■ Extracted records:

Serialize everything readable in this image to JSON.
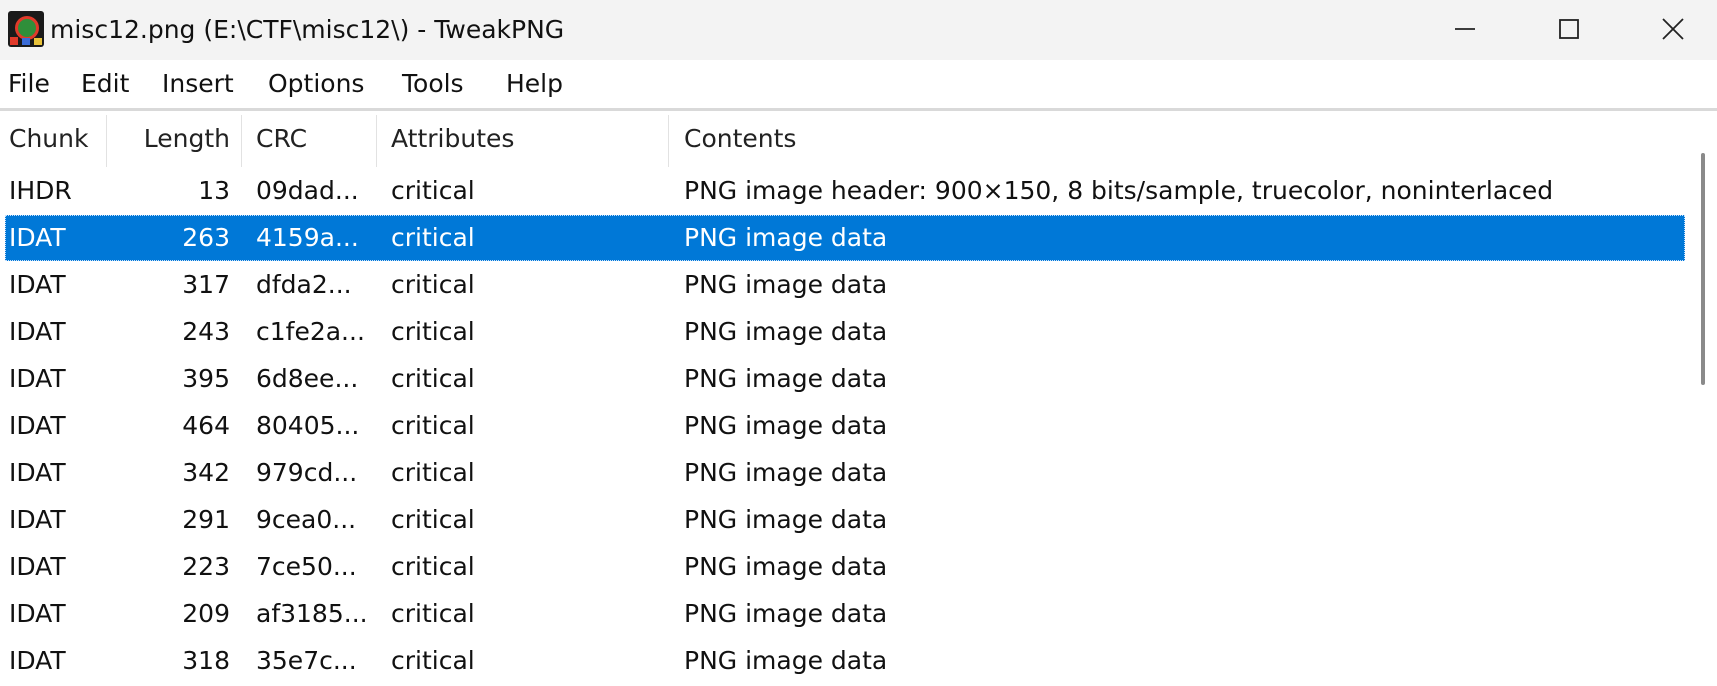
{
  "window": {
    "title": "misc12.png (E:\\CTF\\misc12\\) - TweakPNG",
    "app_icon": "tweakpng-app-icon",
    "controls": [
      "minimize-icon",
      "maximize-icon",
      "close-icon"
    ]
  },
  "menu": {
    "items": [
      "File",
      "Edit",
      "Insert",
      "Options",
      "Tools",
      "Help"
    ]
  },
  "columns": [
    "Chunk",
    "Length",
    "CRC",
    "Attributes",
    "Contents"
  ],
  "rows": [
    {
      "chunk": "IHDR",
      "length": "13",
      "crc": "09dad...",
      "attributes": "critical",
      "contents": "PNG image header: 900×150, 8 bits/sample, truecolor, noninterlaced"
    },
    {
      "chunk": "IDAT",
      "length": "263",
      "crc": "4159a...",
      "attributes": "critical",
      "contents": "PNG image data"
    },
    {
      "chunk": "IDAT",
      "length": "317",
      "crc": "dfda2...",
      "attributes": "critical",
      "contents": "PNG image data"
    },
    {
      "chunk": "IDAT",
      "length": "243",
      "crc": "c1fe2a...",
      "attributes": "critical",
      "contents": "PNG image data"
    },
    {
      "chunk": "IDAT",
      "length": "395",
      "crc": "6d8ee...",
      "attributes": "critical",
      "contents": "PNG image data"
    },
    {
      "chunk": "IDAT",
      "length": "464",
      "crc": "80405...",
      "attributes": "critical",
      "contents": "PNG image data"
    },
    {
      "chunk": "IDAT",
      "length": "342",
      "crc": "979cd...",
      "attributes": "critical",
      "contents": "PNG image data"
    },
    {
      "chunk": "IDAT",
      "length": "291",
      "crc": "9cea0...",
      "attributes": "critical",
      "contents": "PNG image data"
    },
    {
      "chunk": "IDAT",
      "length": "223",
      "crc": "7ce50...",
      "attributes": "critical",
      "contents": "PNG image data"
    },
    {
      "chunk": "IDAT",
      "length": "209",
      "crc": "af3185...",
      "attributes": "critical",
      "contents": "PNG image data"
    },
    {
      "chunk": "IDAT",
      "length": "318",
      "crc": "35e7c...",
      "attributes": "critical",
      "contents": "PNG image data"
    }
  ],
  "selected_row": 1,
  "colors": {
    "selection": "#0078d7",
    "titlebar": "#f3f3f3"
  }
}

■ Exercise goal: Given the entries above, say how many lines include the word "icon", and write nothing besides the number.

■ Solution to the problem: 4